Support from our Founders Circle members is crucial to so much of our work, including our ability to acquire conservation restrictions—one of the best tools available for protecting precious landscapes. Conservation restrictions allow landowners to preserve their property as protected open space, forever. Currently, The Trustees oversees more than 20,000 acres of land under conservation restriction. Read on for a Q&A with Trustees Conservation Restriction Stewardship Director Sally Naser to learn about conservation restrictions and how Founders Circle members can protect their land, receive tax benefits, and support our mission at the same time.
What is a CR?
A conservation restriction (CR) is a legal agreement between the owner of a property and a nonprofit organization, which restricts the use of an area of land without affecting the ownership. Conservation restrictions are designed to maintain a parcel of land in its “natural, scenic, and open condition.”
The purpose of a CR is to limit development. It can restrict the amount and type of buildings on a property and allow a landowner to continue certain activities such as recreational use, sustainable forestry, and farming. Because individual landowners have different needs and goals for the conservation of their property, each recorded CR contains unique terms which reflect a balance between protecting the land and its resources and the personal objectives of the landowner granting the CR.
How many CRs do we have?
Currently, The Trustees hold about 330 CRs across the state, protecting over 20,500 acres. The Trustees is the largest private holder of CRs in Massachusetts.
Last year we celebrated 50 years of holding CRs as we accepted our first one in 1972 on land in Sherborn abutting the Charles River and Rocky Narrows—which itself was The Trustees’ first reservation, acquired in 1897. After the state authorized CRs in 1969, The Trustees and the Mass Audubon Society recorded their first CRs on the very same day.
How long have you been on the Trustees CR team and what do you do in your role?
I started at The Trustees in November 2010 as the CR monitoring specialist. Since then, I’ve been promoted to the CR program manager, and now the CR stewardship director overseeing the stewardship, monitoring, approval requests, ownership changes, and enforcement of our statewide CRs .
Every CR has to be monitored annually by The Trustees CR Stewardship team of three employees, with some help from other full-time and part-time staff. We do most of our monitoring visits in-person, but this year, we’ve started adding remote satellite imagery to our boots on the ground visits, as many of our CR properties are very large and may have areas that are inaccessible by foot.
A big part of what we do is relationship building. On our annual visits, we check if there have been any changes to the land or the ownership, but I always stress to landowners that our role is to be their conservation partner. Although we only visit once, we welcome conversations and updates from our CR landowners throughout the year.
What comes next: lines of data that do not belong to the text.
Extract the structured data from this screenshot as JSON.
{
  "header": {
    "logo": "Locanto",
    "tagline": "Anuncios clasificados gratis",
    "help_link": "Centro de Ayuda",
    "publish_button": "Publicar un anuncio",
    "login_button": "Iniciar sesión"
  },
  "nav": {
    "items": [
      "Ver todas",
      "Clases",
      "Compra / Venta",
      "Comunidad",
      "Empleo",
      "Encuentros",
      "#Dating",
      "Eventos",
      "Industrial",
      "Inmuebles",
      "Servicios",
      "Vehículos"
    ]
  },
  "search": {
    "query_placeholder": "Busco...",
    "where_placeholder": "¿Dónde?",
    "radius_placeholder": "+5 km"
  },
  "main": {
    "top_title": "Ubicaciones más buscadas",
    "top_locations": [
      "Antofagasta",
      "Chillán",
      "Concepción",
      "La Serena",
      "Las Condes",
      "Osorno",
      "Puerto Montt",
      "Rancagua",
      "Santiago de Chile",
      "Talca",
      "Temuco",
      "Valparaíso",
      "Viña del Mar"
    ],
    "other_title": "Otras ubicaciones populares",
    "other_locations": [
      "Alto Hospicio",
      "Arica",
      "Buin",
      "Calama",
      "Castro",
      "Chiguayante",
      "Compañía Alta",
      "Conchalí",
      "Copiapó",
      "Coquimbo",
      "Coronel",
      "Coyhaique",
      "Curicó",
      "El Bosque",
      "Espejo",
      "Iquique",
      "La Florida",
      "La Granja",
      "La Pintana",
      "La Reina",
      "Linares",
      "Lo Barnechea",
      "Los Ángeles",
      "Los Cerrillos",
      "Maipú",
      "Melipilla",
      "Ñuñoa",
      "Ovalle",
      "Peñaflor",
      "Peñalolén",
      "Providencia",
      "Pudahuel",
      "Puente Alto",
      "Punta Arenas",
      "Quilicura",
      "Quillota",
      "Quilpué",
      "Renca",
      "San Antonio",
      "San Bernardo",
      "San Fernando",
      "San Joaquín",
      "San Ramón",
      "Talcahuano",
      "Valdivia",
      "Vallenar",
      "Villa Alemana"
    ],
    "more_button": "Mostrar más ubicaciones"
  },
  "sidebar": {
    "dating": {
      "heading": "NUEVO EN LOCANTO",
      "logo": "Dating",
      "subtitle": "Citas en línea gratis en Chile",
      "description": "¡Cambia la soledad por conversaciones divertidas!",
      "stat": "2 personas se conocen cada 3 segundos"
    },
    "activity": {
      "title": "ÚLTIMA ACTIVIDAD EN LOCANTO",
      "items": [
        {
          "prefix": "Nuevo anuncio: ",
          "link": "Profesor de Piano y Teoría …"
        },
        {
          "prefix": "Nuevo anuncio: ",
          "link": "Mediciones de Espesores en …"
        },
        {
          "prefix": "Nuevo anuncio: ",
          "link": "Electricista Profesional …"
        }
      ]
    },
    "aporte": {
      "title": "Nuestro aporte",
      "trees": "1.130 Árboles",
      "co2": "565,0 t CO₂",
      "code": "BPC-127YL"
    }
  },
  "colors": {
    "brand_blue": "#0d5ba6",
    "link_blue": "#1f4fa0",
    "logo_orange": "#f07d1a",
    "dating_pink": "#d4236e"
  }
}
My staff also sends out a regular newsletter and we offer periodic workshops for landowners to learn more about topics such as invasive plant management and forest management.
What is the best part of your job?
The best part of my job is the cooperative relationships I have built with our CR landowners over the past 12.5 years. Positive working relationships with landowners make sure that their land conservation values are protected forever. Everything we do is aimed at ensuring that every CR’s conservation values are protected forever as well as honoring the original grantor’s donor intent.
Another thing I really enjoy is setting up wildlife cameras on many of our CRs, primarily in Western and Central Massachusetts. In 2012, the CR Program applied for and was awarded a small grant from the Norcross Wildlife Foundation to purchase cameras. Over the years I’ve captured candid footage of black bears, bobcats, beavers, otters, coyotes, foxes, and even the occasional moose. It’s so rewarding to share the trail cam captures with our landowners and see their excitement. A photo of a mother bear and her cubs or a video of a bobcat is such a tangible way to help connect someone with the land and help them truly understand why land conservation matters. Our wildlife camera program has also helped me build closer connections with many landowners since I’m visiting multiple times throughout the year to do camera checks.
What else should people know about CRs?
You can learn about how to place a CR on your land and the potential tax benefits you might receive while protecting it in perpetuity by visiting our website.
The true heroes here are not The Trustees, but rather the hundreds of CR landowners who have generously partnered with us over the past half century to ensure their land’s conservation values are protected forever.